* **What is being asked**
Pictures aside, the data must be reproduced exactly.

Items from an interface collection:
[Start of section]
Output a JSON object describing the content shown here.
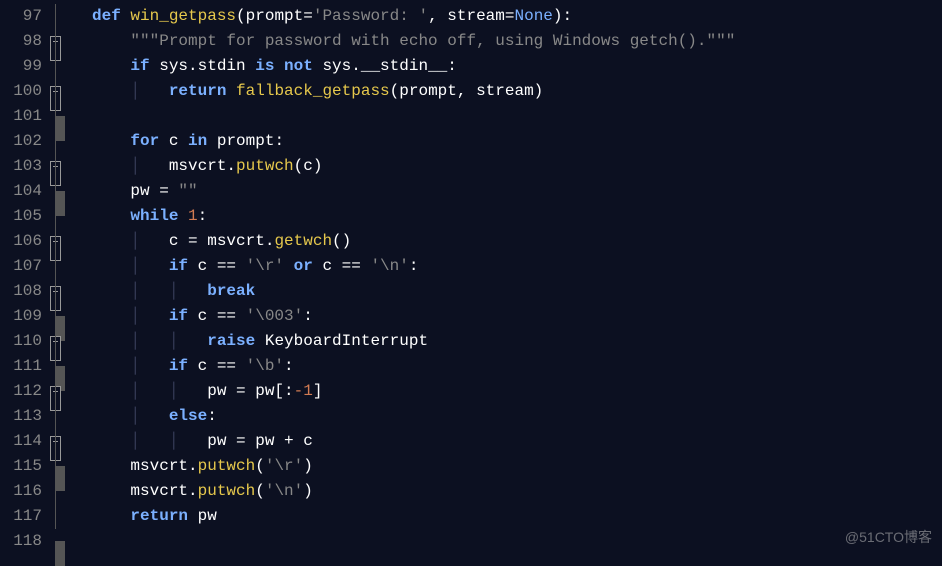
{
  "watermark": "@51CTO博客",
  "lines": [
    {
      "num": "97",
      "fold": "box",
      "segs": [
        [
          "kw",
          "def "
        ],
        [
          "fn",
          "win_getpass"
        ],
        [
          "op",
          "(prompt="
        ],
        [
          "str",
          "'Password: '"
        ],
        [
          "op",
          ", stream="
        ],
        [
          "kwv",
          "None"
        ],
        [
          "op",
          "):"
        ]
      ]
    },
    {
      "num": "98",
      "fold": "line",
      "segs": [
        [
          "op",
          "    "
        ],
        [
          "str",
          "\"\"\"Prompt for password with echo off, using Windows getch().\"\"\""
        ]
      ]
    },
    {
      "num": "99",
      "fold": "box",
      "segs": [
        [
          "op",
          "    "
        ],
        [
          "kw",
          "if"
        ],
        [
          "op",
          " sys.stdin "
        ],
        [
          "kw",
          "is not"
        ],
        [
          "op",
          " sys.__stdin__:"
        ]
      ]
    },
    {
      "num": "100",
      "fold": "end",
      "segs": [
        [
          "op",
          "    "
        ],
        [
          "indent-guide",
          "│   "
        ],
        [
          "kw",
          "return"
        ],
        [
          "op",
          " "
        ],
        [
          "fn",
          "fallback_getpass"
        ],
        [
          "op",
          "(prompt, stream)"
        ]
      ]
    },
    {
      "num": "101",
      "fold": "line",
      "segs": [
        [
          "op",
          "    "
        ]
      ]
    },
    {
      "num": "102",
      "fold": "box",
      "segs": [
        [
          "op",
          "    "
        ],
        [
          "kw",
          "for"
        ],
        [
          "op",
          " c "
        ],
        [
          "kw",
          "in"
        ],
        [
          "op",
          " prompt:"
        ]
      ]
    },
    {
      "num": "103",
      "fold": "end",
      "segs": [
        [
          "op",
          "    "
        ],
        [
          "indent-guide",
          "│   "
        ],
        [
          "op",
          "msvcrt."
        ],
        [
          "fn",
          "putwch"
        ],
        [
          "op",
          "(c)"
        ]
      ]
    },
    {
      "num": "104",
      "fold": "line",
      "segs": [
        [
          "op",
          "    pw = "
        ],
        [
          "str",
          "\"\""
        ]
      ]
    },
    {
      "num": "105",
      "fold": "box",
      "segs": [
        [
          "op",
          "    "
        ],
        [
          "kw",
          "while"
        ],
        [
          "op",
          " "
        ],
        [
          "num",
          "1"
        ],
        [
          "op",
          ":"
        ]
      ]
    },
    {
      "num": "106",
      "fold": "line",
      "segs": [
        [
          "op",
          "    "
        ],
        [
          "indent-guide",
          "│   "
        ],
        [
          "op",
          "c = msvcrt."
        ],
        [
          "fn",
          "getwch"
        ],
        [
          "op",
          "()"
        ]
      ]
    },
    {
      "num": "107",
      "fold": "box",
      "segs": [
        [
          "op",
          "    "
        ],
        [
          "indent-guide",
          "│   "
        ],
        [
          "kw",
          "if"
        ],
        [
          "op",
          " c == "
        ],
        [
          "str",
          "'\\r'"
        ],
        [
          "op",
          " "
        ],
        [
          "kw",
          "or"
        ],
        [
          "op",
          " c == "
        ],
        [
          "str",
          "'\\n'"
        ],
        [
          "op",
          ":"
        ]
      ]
    },
    {
      "num": "108",
      "fold": "end",
      "segs": [
        [
          "op",
          "    "
        ],
        [
          "indent-guide",
          "│   │   "
        ],
        [
          "kw",
          "break"
        ]
      ]
    },
    {
      "num": "109",
      "fold": "box",
      "segs": [
        [
          "op",
          "    "
        ],
        [
          "indent-guide",
          "│   "
        ],
        [
          "kw",
          "if"
        ],
        [
          "op",
          " c == "
        ],
        [
          "str",
          "'\\003'"
        ],
        [
          "op",
          ":"
        ]
      ]
    },
    {
      "num": "110",
      "fold": "end",
      "segs": [
        [
          "op",
          "    "
        ],
        [
          "indent-guide",
          "│   │   "
        ],
        [
          "kw",
          "raise"
        ],
        [
          "op",
          " KeyboardInterrupt"
        ]
      ]
    },
    {
      "num": "111",
      "fold": "box",
      "segs": [
        [
          "op",
          "    "
        ],
        [
          "indent-guide",
          "│   "
        ],
        [
          "kw",
          "if"
        ],
        [
          "op",
          " c == "
        ],
        [
          "str",
          "'\\b'"
        ],
        [
          "op",
          ":"
        ]
      ]
    },
    {
      "num": "112",
      "fold": "line",
      "segs": [
        [
          "op",
          "    "
        ],
        [
          "indent-guide",
          "│   │   "
        ],
        [
          "op",
          "pw = pw[:"
        ],
        [
          "num",
          "-1"
        ],
        [
          "op",
          "]"
        ]
      ]
    },
    {
      "num": "113",
      "fold": "box",
      "segs": [
        [
          "op",
          "    "
        ],
        [
          "indent-guide",
          "│   "
        ],
        [
          "kw",
          "else"
        ],
        [
          "op",
          ":"
        ]
      ]
    },
    {
      "num": "114",
      "fold": "end",
      "segs": [
        [
          "op",
          "    "
        ],
        [
          "indent-guide",
          "│   │   "
        ],
        [
          "op",
          "pw = pw + c"
        ]
      ]
    },
    {
      "num": "115",
      "fold": "line",
      "segs": [
        [
          "op",
          "    msvcrt."
        ],
        [
          "fn",
          "putwch"
        ],
        [
          "op",
          "("
        ],
        [
          "str",
          "'\\r'"
        ],
        [
          "op",
          ")"
        ]
      ]
    },
    {
      "num": "116",
      "fold": "line",
      "segs": [
        [
          "op",
          "    msvcrt."
        ],
        [
          "fn",
          "putwch"
        ],
        [
          "op",
          "("
        ],
        [
          "str",
          "'\\n'"
        ],
        [
          "op",
          ")"
        ]
      ]
    },
    {
      "num": "117",
      "fold": "end",
      "segs": [
        [
          "op",
          "    "
        ],
        [
          "kw",
          "return"
        ],
        [
          "op",
          " pw"
        ]
      ]
    },
    {
      "num": "118",
      "fold": "none",
      "segs": [
        [
          "op",
          ""
        ]
      ]
    }
  ]
}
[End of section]
* **Task output**
Output a JSON object describing the content shown here.
{
  "watermark": "@51CTO博客",
  "lines": [
    {
      "num": "97",
      "fold": "box",
      "segs": [
        [
          "kw",
          "def "
        ],
        [
          "fn",
          "win_getpass"
        ],
        [
          "op",
          "(prompt="
        ],
        [
          "str",
          "'Password: '"
        ],
        [
          "op",
          ", stream="
        ],
        [
          "kwv",
          "None"
        ],
        [
          "op",
          "):"
        ]
      ]
    },
    {
      "num": "98",
      "fold": "line",
      "segs": [
        [
          "op",
          "    "
        ],
        [
          "str",
          "\"\"\"Prompt for password with echo off, using Windows getch().\"\"\""
        ]
      ]
    },
    {
      "num": "99",
      "fold": "box",
      "segs": [
        [
          "op",
          "    "
        ],
        [
          "kw",
          "if"
        ],
        [
          "op",
          " sys.stdin "
        ],
        [
          "kw",
          "is not"
        ],
        [
          "op",
          " sys.__stdin__:"
        ]
      ]
    },
    {
      "num": "100",
      "fold": "end",
      "segs": [
        [
          "op",
          "    "
        ],
        [
          "indent-guide",
          "│   "
        ],
        [
          "kw",
          "return"
        ],
        [
          "op",
          " "
        ],
        [
          "fn",
          "fallback_getpass"
        ],
        [
          "op",
          "(prompt, stream)"
        ]
      ]
    },
    {
      "num": "101",
      "fold": "line",
      "segs": [
        [
          "op",
          "    "
        ]
      ]
    },
    {
      "num": "102",
      "fold": "box",
      "segs": [
        [
          "op",
          "    "
        ],
        [
          "kw",
          "for"
        ],
        [
          "op",
          " c "
        ],
        [
          "kw",
          "in"
        ],
        [
          "op",
          " prompt:"
        ]
      ]
    },
    {
      "num": "103",
      "fold": "end",
      "segs": [
        [
          "op",
          "    "
        ],
        [
          "indent-guide",
          "│   "
        ],
        [
          "op",
          "msvcrt."
        ],
        [
          "fn",
          "putwch"
        ],
        [
          "op",
          "(c)"
        ]
      ]
    },
    {
      "num": "104",
      "fold": "line",
      "segs": [
        [
          "op",
          "    pw = "
        ],
        [
          "str",
          "\"\""
        ]
      ]
    },
    {
      "num": "105",
      "fold": "box",
      "segs": [
        [
          "op",
          "    "
        ],
        [
          "kw",
          "while"
        ],
        [
          "op",
          " "
        ],
        [
          "num",
          "1"
        ],
        [
          "op",
          ":"
        ]
      ]
    },
    {
      "num": "106",
      "fold": "line",
      "segs": [
        [
          "op",
          "    "
        ],
        [
          "indent-guide",
          "│   "
        ],
        [
          "op",
          "c = msvcrt."
        ],
        [
          "fn",
          "getwch"
        ],
        [
          "op",
          "()"
        ]
      ]
    },
    {
      "num": "107",
      "fold": "box",
      "segs": [
        [
          "op",
          "    "
        ],
        [
          "indent-guide",
          "│   "
        ],
        [
          "kw",
          "if"
        ],
        [
          "op",
          " c == "
        ],
        [
          "str",
          "'\\r'"
        ],
        [
          "op",
          " "
        ],
        [
          "kw",
          "or"
        ],
        [
          "op",
          " c == "
        ],
        [
          "str",
          "'\\n'"
        ],
        [
          "op",
          ":"
        ]
      ]
    },
    {
      "num": "108",
      "fold": "end",
      "segs": [
        [
          "op",
          "    "
        ],
        [
          "indent-guide",
          "│   │   "
        ],
        [
          "kw",
          "break"
        ]
      ]
    },
    {
      "num": "109",
      "fold": "box",
      "segs": [
        [
          "op",
          "    "
        ],
        [
          "indent-guide",
          "│   "
        ],
        [
          "kw",
          "if"
        ],
        [
          "op",
          " c == "
        ],
        [
          "str",
          "'\\003'"
        ],
        [
          "op",
          ":"
        ]
      ]
    },
    {
      "num": "110",
      "fold": "end",
      "segs": [
        [
          "op",
          "    "
        ],
        [
          "indent-guide",
          "│   │   "
        ],
        [
          "kw",
          "raise"
        ],
        [
          "op",
          " KeyboardInterrupt"
        ]
      ]
    },
    {
      "num": "111",
      "fold": "box",
      "segs": [
        [
          "op",
          "    "
        ],
        [
          "indent-guide",
          "│   "
        ],
        [
          "kw",
          "if"
        ],
        [
          "op",
          " c == "
        ],
        [
          "str",
          "'\\b'"
        ],
        [
          "op",
          ":"
        ]
      ]
    },
    {
      "num": "112",
      "fold": "line",
      "segs": [
        [
          "op",
          "    "
        ],
        [
          "indent-guide",
          "│   │   "
        ],
        [
          "op",
          "pw = pw[:"
        ],
        [
          "num",
          "-1"
        ],
        [
          "op",
          "]"
        ]
      ]
    },
    {
      "num": "113",
      "fold": "box",
      "segs": [
        [
          "op",
          "    "
        ],
        [
          "indent-guide",
          "│   "
        ],
        [
          "kw",
          "else"
        ],
        [
          "op",
          ":"
        ]
      ]
    },
    {
      "num": "114",
      "fold": "end",
      "segs": [
        [
          "op",
          "    "
        ],
        [
          "indent-guide",
          "│   │   "
        ],
        [
          "op",
          "pw = pw + c"
        ]
      ]
    },
    {
      "num": "115",
      "fold": "line",
      "segs": [
        [
          "op",
          "    msvcrt."
        ],
        [
          "fn",
          "putwch"
        ],
        [
          "op",
          "("
        ],
        [
          "str",
          "'\\r'"
        ],
        [
          "op",
          ")"
        ]
      ]
    },
    {
      "num": "116",
      "fold": "line",
      "segs": [
        [
          "op",
          "    msvcrt."
        ],
        [
          "fn",
          "putwch"
        ],
        [
          "op",
          "("
        ],
        [
          "str",
          "'\\n'"
        ],
        [
          "op",
          ")"
        ]
      ]
    },
    {
      "num": "117",
      "fold": "end",
      "segs": [
        [
          "op",
          "    "
        ],
        [
          "kw",
          "return"
        ],
        [
          "op",
          " pw"
        ]
      ]
    },
    {
      "num": "118",
      "fold": "none",
      "segs": [
        [
          "op",
          ""
        ]
      ]
    }
  ]
}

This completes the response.